It’s been a depressing four years.
President Obama asks us to accept the sinking economy in this country – subpar economic growth, chronically high levels of unemployment, declining incomes, shrinking housing values, vanishing savings, an undervalued dollar, high gas prices, 1 in 6 people living in poverty, 47 million Americans in need of food stamps – as the “new normal.” Not in those words exactly, but in a speech he gave just after Labor Day, the president told us his economic recovery plan “may be harder, but it leads to a better place.”
Better for whom?
President Obama’s implicit response to these dismal conditions are, “I’m not done, trust me, eventually it’ll be worth it.”
All the economic misery of the past four years will make things better for someone, somehow, someday. It’s all very vague and frankly, I don’t understand how American decline is going to lead to his utopian “better place.” Maybe I’m dense, but I’m just not “getting it.”
There’s an Eagles song from a few years back, “Do Something,” with a line that says, “I pick up the morning paper, and all the news is bad. How did we get on this road we’re traveling?” I heard the song again recently and when they sang this line, all I could think was, “That’s exactly how it’s felt these past four years.”
Every day the front pages are full of stories about an across-the-board deterioration in the economic and international status and power of the United States.
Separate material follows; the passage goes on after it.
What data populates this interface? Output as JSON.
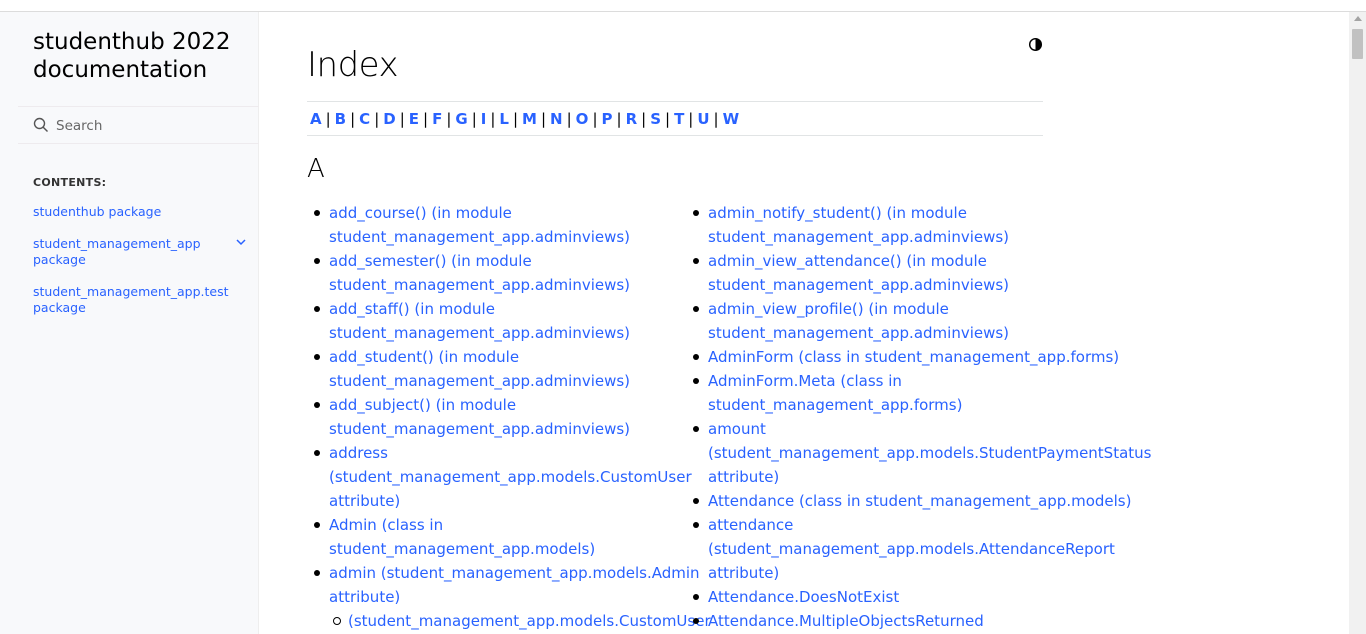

How did this happen to us?
Fortunately, my belief in my cognitive abilities is restored when I listen to what Mitt Romney says about the past four years. His words make sense to me. He gets it.
At last Tuesday’s candidates’ debate, I loved some of the things Romney said precisely because he doesn’t suggest we must accept what’s become of our country. He acknowledges things have been awful; he's sure they don’t have to be this way; and he promises to implement policies that will enable our country to prosper again if he’s elected.
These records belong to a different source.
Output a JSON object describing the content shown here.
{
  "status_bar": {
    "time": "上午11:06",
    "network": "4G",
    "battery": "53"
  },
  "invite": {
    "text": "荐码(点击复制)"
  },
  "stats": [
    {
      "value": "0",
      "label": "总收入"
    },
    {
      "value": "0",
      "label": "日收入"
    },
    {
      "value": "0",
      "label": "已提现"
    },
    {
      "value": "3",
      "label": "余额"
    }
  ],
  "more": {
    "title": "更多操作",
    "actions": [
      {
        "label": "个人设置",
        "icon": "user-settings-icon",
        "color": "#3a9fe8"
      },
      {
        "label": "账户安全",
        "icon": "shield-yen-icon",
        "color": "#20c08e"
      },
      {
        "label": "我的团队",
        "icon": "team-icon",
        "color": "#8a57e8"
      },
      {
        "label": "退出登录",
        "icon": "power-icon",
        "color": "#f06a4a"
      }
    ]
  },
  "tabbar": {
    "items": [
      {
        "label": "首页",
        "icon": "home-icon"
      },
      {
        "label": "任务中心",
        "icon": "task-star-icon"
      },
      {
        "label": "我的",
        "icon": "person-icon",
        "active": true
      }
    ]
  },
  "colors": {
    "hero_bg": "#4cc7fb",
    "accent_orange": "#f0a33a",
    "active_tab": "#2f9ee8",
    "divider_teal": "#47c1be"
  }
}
His words are very encouraging, very reassuring.
Here's some of what he said the other night that sounded right to me:
“…I look at what’s happened in the last four years and say this has been a disappointment. We can do better than this. We don’t have to settle for, how many months, 43 months with unemployment above 8 percent, 23 million Americans struggling to find a good job right now…
“We don’t have to live like this. We can get this economy going again. My five-point plan does it…I want to make small businesses grow and thrive. I know how to make that happen. I spent my life in the private sector. I know why jobs come and why they go. And they’re going now because of the policies of this administration.
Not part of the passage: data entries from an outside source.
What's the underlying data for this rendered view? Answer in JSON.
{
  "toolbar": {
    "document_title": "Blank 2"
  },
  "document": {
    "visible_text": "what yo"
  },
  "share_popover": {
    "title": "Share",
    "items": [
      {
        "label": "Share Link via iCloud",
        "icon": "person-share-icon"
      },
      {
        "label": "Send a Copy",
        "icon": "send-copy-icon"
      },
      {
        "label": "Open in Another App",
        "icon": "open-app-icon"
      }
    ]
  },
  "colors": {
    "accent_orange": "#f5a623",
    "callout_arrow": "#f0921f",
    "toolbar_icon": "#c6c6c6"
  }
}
“I think you know that these last four years haven’t been as good as the president just described and you don’t feel like you’re confident that the next four years are going to be much better either. I can tell you that if you were to elect President Obama, you know what you’re going to get. You’re going to get a repeat of the last four years. We just can’t afford four more years like the last four years.”
I’m not so naïve to believe just because a politician says he’s going to do something means he’s going to do it. During the past four years especially, I’ve come to expect words and actions to diverge. If anything, this experience has made me much more wary of elected officials’ promises.
Still, I think I have enough residual faith – maybe it’s idealism, maybe it’s trust – to believe what Mitt Romney says. I believe that he’s a sincere man.
But my faith isn't blind. Romney has an extensive record of accomplishment that we can look to. He’s a man with deeply held moral values who has lived those values his entire life. He not only says the things that, admittedly, I want to hear; he also possesses the knowledge, the experience and the conviction to actually implement these things.
He doesn’t strike me as a deceiver, a cynical manipulator, a pretender, a man who’ll say or do anything to gain power for himself.
With Mitt Romney, I get no sense whatsoever that “it’s all about him.” I sense only that it’s all about restoring a sickly, beaten-down America to vigorous health.
Romney was exactly right when he said, “…(this election is) about who can get the middle class in this country a bright and prosperous future and assure our kids the kind of hope and optimism they deserve.”
This is still America. We still have the right – the birthright, in fact – to “Life, Liberty and the pursuit of Happiness.”
Here’s hoping for happiness, for looking forward to a brighter future again, come Nov. 6.